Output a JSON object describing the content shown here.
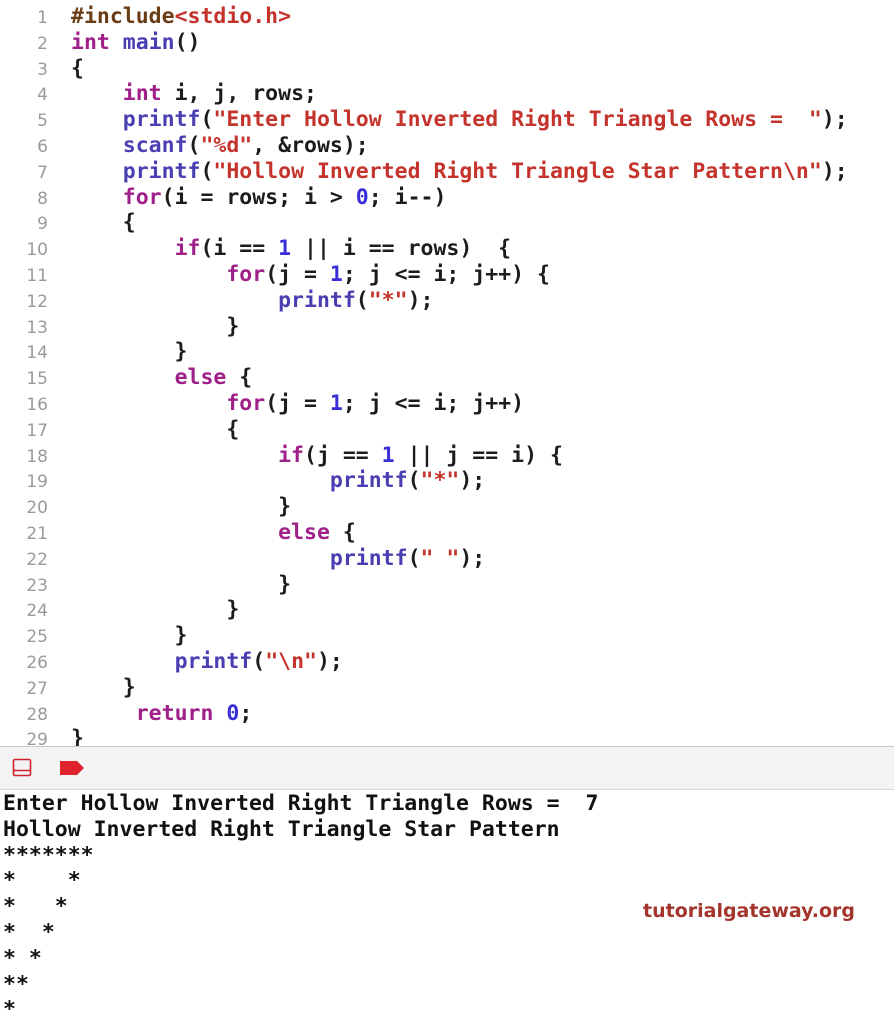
{
  "editor": {
    "lines": [
      {
        "num": "1",
        "tokens": [
          {
            "t": "#include",
            "c": "pp"
          },
          {
            "t": "<stdio.h>",
            "c": "st"
          }
        ]
      },
      {
        "num": "2",
        "tokens": [
          {
            "t": "int",
            "c": "kw"
          },
          {
            "t": " ",
            "c": ""
          },
          {
            "t": "main",
            "c": "fn"
          },
          {
            "t": "()",
            "c": ""
          }
        ]
      },
      {
        "num": "3",
        "tokens": [
          {
            "t": "{",
            "c": ""
          }
        ]
      },
      {
        "num": "4",
        "tokens": [
          {
            "t": "    ",
            "c": ""
          },
          {
            "t": "int",
            "c": "kw"
          },
          {
            "t": " i, j, rows;",
            "c": ""
          }
        ]
      },
      {
        "num": "5",
        "tokens": [
          {
            "t": "    ",
            "c": ""
          },
          {
            "t": "printf",
            "c": "fn"
          },
          {
            "t": "(",
            "c": ""
          },
          {
            "t": "\"Enter Hollow Inverted Right Triangle Rows =  \"",
            "c": "st"
          },
          {
            "t": ");",
            "c": ""
          }
        ]
      },
      {
        "num": "6",
        "tokens": [
          {
            "t": "    ",
            "c": ""
          },
          {
            "t": "scanf",
            "c": "fn"
          },
          {
            "t": "(",
            "c": ""
          },
          {
            "t": "\"%d\"",
            "c": "st"
          },
          {
            "t": ", &rows);",
            "c": ""
          }
        ]
      },
      {
        "num": "7",
        "tokens": [
          {
            "t": "    ",
            "c": ""
          },
          {
            "t": "printf",
            "c": "fn"
          },
          {
            "t": "(",
            "c": ""
          },
          {
            "t": "\"Hollow Inverted Right Triangle Star Pattern\\n\"",
            "c": "st"
          },
          {
            "t": ");",
            "c": ""
          }
        ]
      },
      {
        "num": "8",
        "tokens": [
          {
            "t": "    ",
            "c": ""
          },
          {
            "t": "for",
            "c": "kw"
          },
          {
            "t": "(i = rows; i > ",
            "c": ""
          },
          {
            "t": "0",
            "c": "nm"
          },
          {
            "t": "; i--)",
            "c": ""
          }
        ]
      },
      {
        "num": "9",
        "tokens": [
          {
            "t": "    {",
            "c": ""
          }
        ]
      },
      {
        "num": "10",
        "tokens": [
          {
            "t": "        ",
            "c": ""
          },
          {
            "t": "if",
            "c": "kw"
          },
          {
            "t": "(i == ",
            "c": ""
          },
          {
            "t": "1",
            "c": "nm"
          },
          {
            "t": " || i == rows)  {",
            "c": ""
          }
        ]
      },
      {
        "num": "11",
        "tokens": [
          {
            "t": "            ",
            "c": ""
          },
          {
            "t": "for",
            "c": "kw"
          },
          {
            "t": "(j = ",
            "c": ""
          },
          {
            "t": "1",
            "c": "nm"
          },
          {
            "t": "; j <= i; j++) {",
            "c": ""
          }
        ]
      },
      {
        "num": "12",
        "tokens": [
          {
            "t": "                ",
            "c": ""
          },
          {
            "t": "printf",
            "c": "fn"
          },
          {
            "t": "(",
            "c": ""
          },
          {
            "t": "\"*\"",
            "c": "st"
          },
          {
            "t": ");",
            "c": ""
          }
        ]
      },
      {
        "num": "13",
        "tokens": [
          {
            "t": "            }",
            "c": ""
          }
        ]
      },
      {
        "num": "14",
        "tokens": [
          {
            "t": "        }",
            "c": ""
          }
        ]
      },
      {
        "num": "15",
        "tokens": [
          {
            "t": "        ",
            "c": ""
          },
          {
            "t": "else",
            "c": "kw"
          },
          {
            "t": " {",
            "c": ""
          }
        ]
      },
      {
        "num": "16",
        "tokens": [
          {
            "t": "            ",
            "c": ""
          },
          {
            "t": "for",
            "c": "kw"
          },
          {
            "t": "(j = ",
            "c": ""
          },
          {
            "t": "1",
            "c": "nm"
          },
          {
            "t": "; j <= i; j++)",
            "c": ""
          }
        ]
      },
      {
        "num": "17",
        "tokens": [
          {
            "t": "            {",
            "c": ""
          }
        ]
      },
      {
        "num": "18",
        "tokens": [
          {
            "t": "                ",
            "c": ""
          },
          {
            "t": "if",
            "c": "kw"
          },
          {
            "t": "(j == ",
            "c": ""
          },
          {
            "t": "1",
            "c": "nm"
          },
          {
            "t": " || j == i) {",
            "c": ""
          }
        ]
      },
      {
        "num": "19",
        "tokens": [
          {
            "t": "                    ",
            "c": ""
          },
          {
            "t": "printf",
            "c": "fn"
          },
          {
            "t": "(",
            "c": ""
          },
          {
            "t": "\"*\"",
            "c": "st"
          },
          {
            "t": ");",
            "c": ""
          }
        ]
      },
      {
        "num": "20",
        "tokens": [
          {
            "t": "                }",
            "c": ""
          }
        ]
      },
      {
        "num": "21",
        "tokens": [
          {
            "t": "                ",
            "c": ""
          },
          {
            "t": "else",
            "c": "kw"
          },
          {
            "t": " {",
            "c": ""
          }
        ]
      },
      {
        "num": "22",
        "tokens": [
          {
            "t": "                    ",
            "c": ""
          },
          {
            "t": "printf",
            "c": "fn"
          },
          {
            "t": "(",
            "c": ""
          },
          {
            "t": "\" \"",
            "c": "st"
          },
          {
            "t": ");",
            "c": ""
          }
        ]
      },
      {
        "num": "23",
        "tokens": [
          {
            "t": "                }",
            "c": ""
          }
        ]
      },
      {
        "num": "24",
        "tokens": [
          {
            "t": "            }",
            "c": ""
          }
        ]
      },
      {
        "num": "25",
        "tokens": [
          {
            "t": "        }",
            "c": ""
          }
        ]
      },
      {
        "num": "26",
        "tokens": [
          {
            "t": "        ",
            "c": ""
          },
          {
            "t": "printf",
            "c": "fn"
          },
          {
            "t": "(",
            "c": ""
          },
          {
            "t": "\"\\n\"",
            "c": "st"
          },
          {
            "t": ");",
            "c": ""
          }
        ]
      },
      {
        "num": "27",
        "tokens": [
          {
            "t": "    }",
            "c": ""
          }
        ]
      },
      {
        "num": "28",
        "tokens": [
          {
            "t": "     ",
            "c": ""
          },
          {
            "t": "return",
            "c": "kw"
          },
          {
            "t": " ",
            "c": ""
          },
          {
            "t": "0",
            "c": "nm"
          },
          {
            "t": ";",
            "c": ""
          }
        ]
      },
      {
        "num": "29",
        "tokens": [
          {
            "t": "}",
            "c": ""
          }
        ]
      }
    ]
  },
  "toolbar": {
    "panel_icon": "hide-debug-area-icon",
    "breakpoint_icon": "breakpoint-icon",
    "breakpoint_color": "#e0222c"
  },
  "console": {
    "lines": [
      "Enter Hollow Inverted Right Triangle Rows =  7",
      "Hollow Inverted Right Triangle Star Pattern",
      "*******",
      "*    *",
      "*   *",
      "*  *",
      "* *",
      "**",
      "*"
    ]
  },
  "watermark": {
    "text": "tutorialgateway.org",
    "color": "#a3352c"
  }
}
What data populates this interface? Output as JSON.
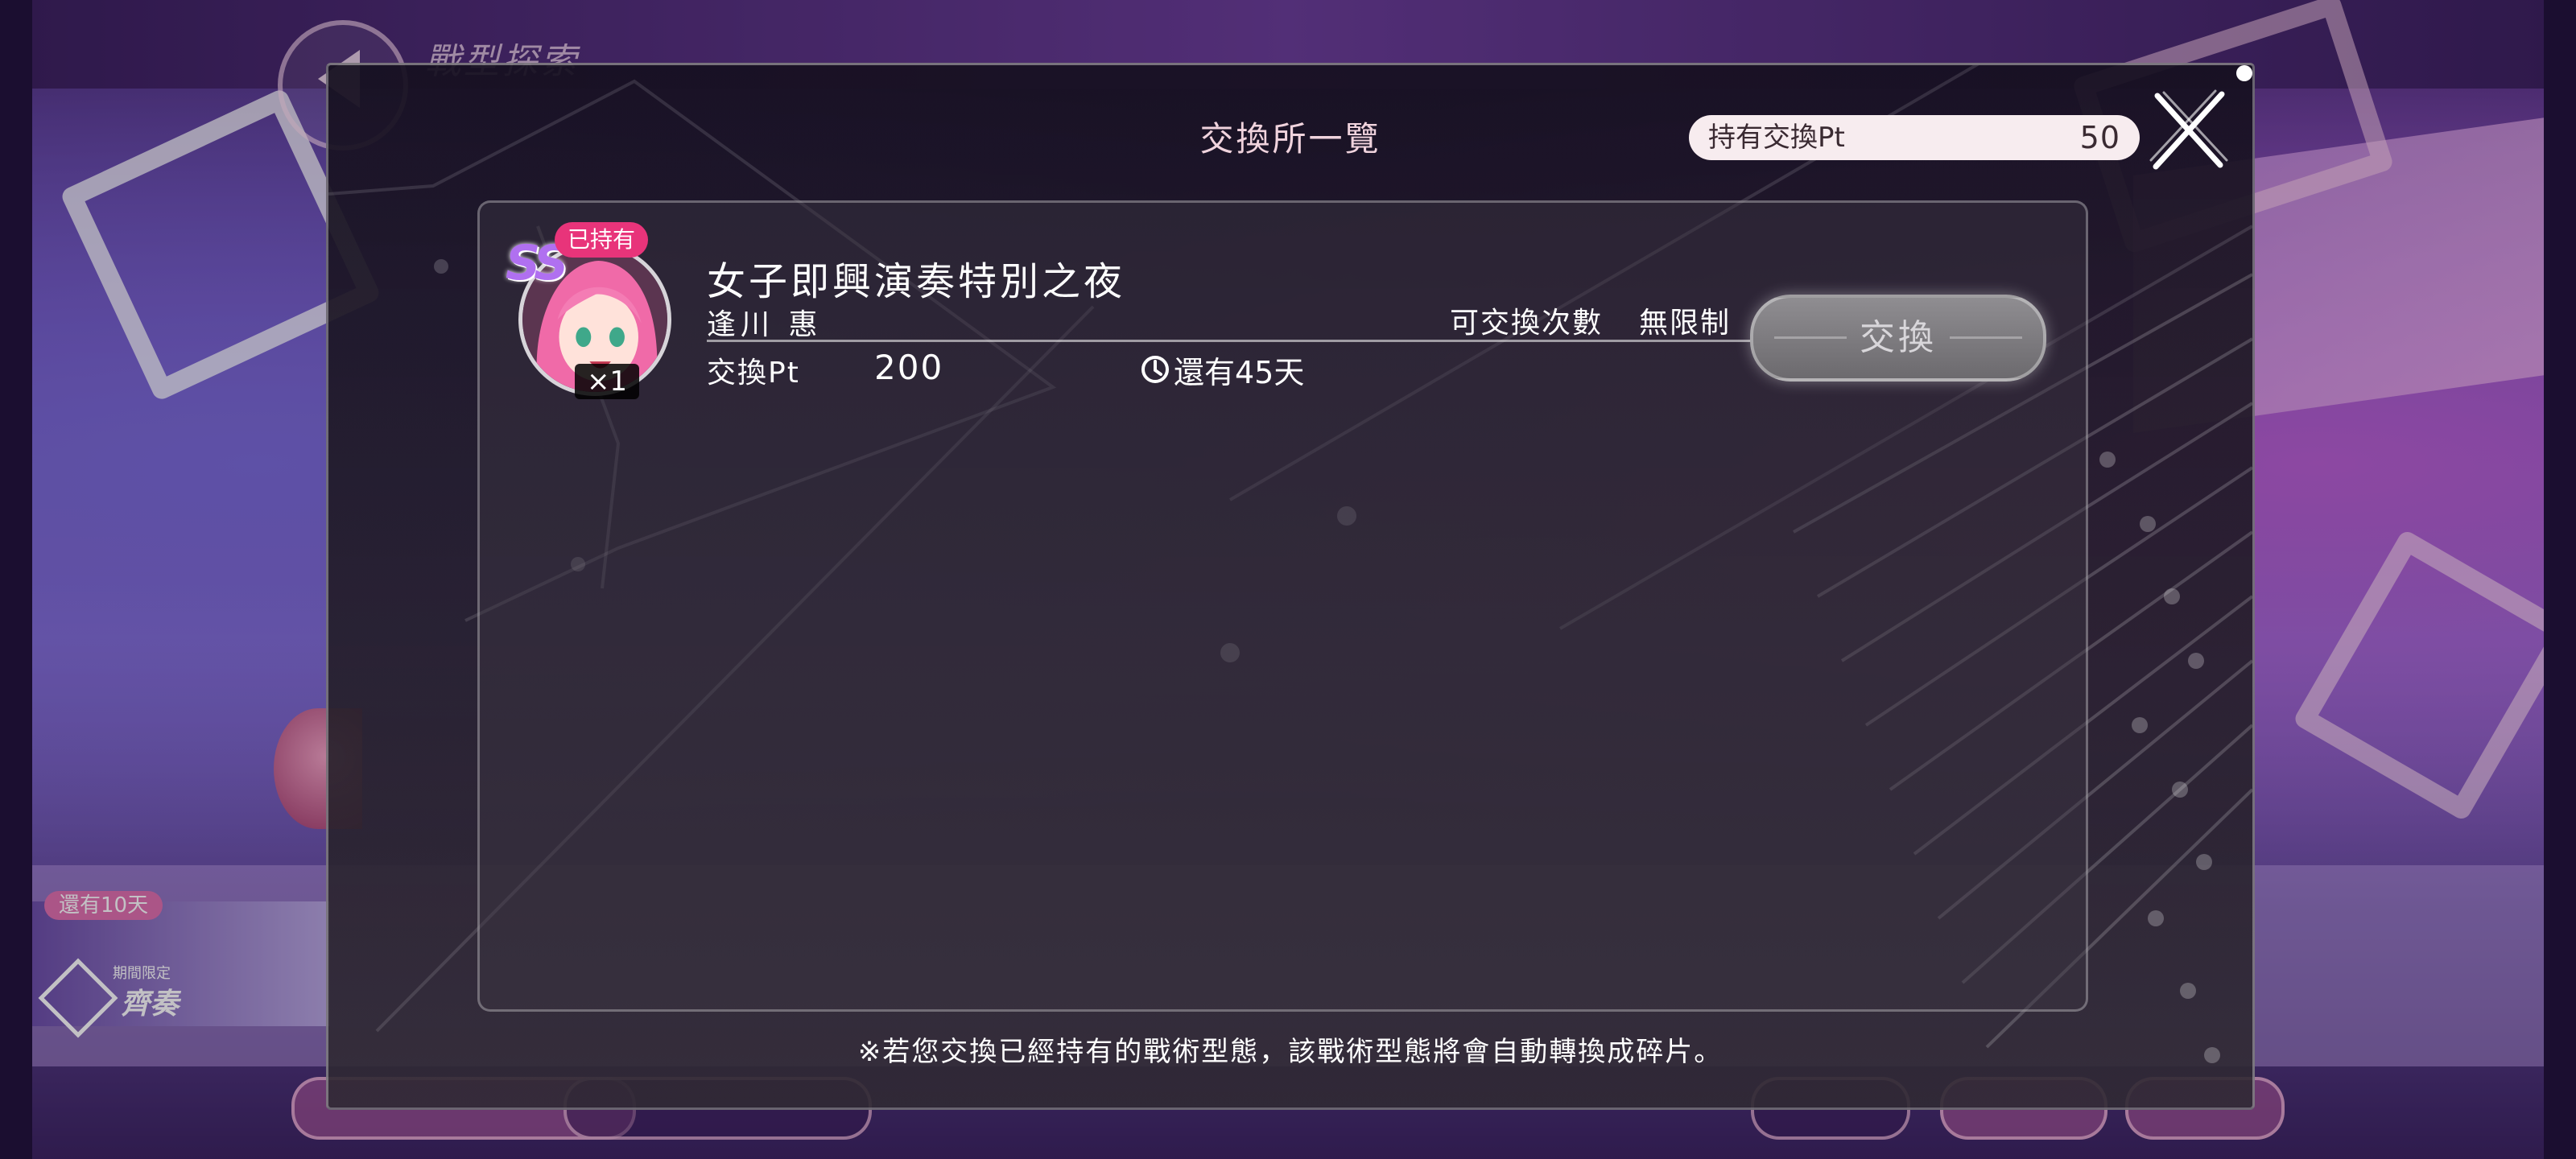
{
  "background": {
    "screen_title": "戰型探索",
    "event_banner": {
      "days_left": "還有10天",
      "limited_tag": "期間限定",
      "name": "齊奏"
    },
    "bottom_tabs": [
      "",
      "",
      "",
      "",
      ""
    ]
  },
  "modal": {
    "title": "交換所一覽",
    "points_label": "持有交換Pt",
    "points_value": "50",
    "close_icon": "close-x-icon",
    "items": [
      {
        "rarity": "SS",
        "owned_badge": "已持有",
        "quantity": "×1",
        "name": "女子即興演奏特別之夜",
        "character": "逢川 惠",
        "limit_label": "可交換次數",
        "limit_value": "無限制",
        "cost_label": "交換Pt",
        "cost_value": "200",
        "time_icon": "clock-icon",
        "time_left": "還有45天",
        "button_label": "交換",
        "button_state": "disabled"
      }
    ],
    "footnote": "※若您交換已經持有的戰術型態，該戰術型態將會自動轉換成碎片。"
  },
  "colors": {
    "owned_badge": "#e8347a",
    "points_pill": "#f7ecef",
    "modal_title": "#f0d3dd",
    "rarity": "#b070f0"
  }
}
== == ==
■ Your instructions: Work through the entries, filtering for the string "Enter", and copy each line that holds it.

■ Answer section:
            "t": "\"Enter Hollow Inverted Right Triangle Rows =  \"",
      "Enter Hollow Inverted Right Triangle Rows =  7",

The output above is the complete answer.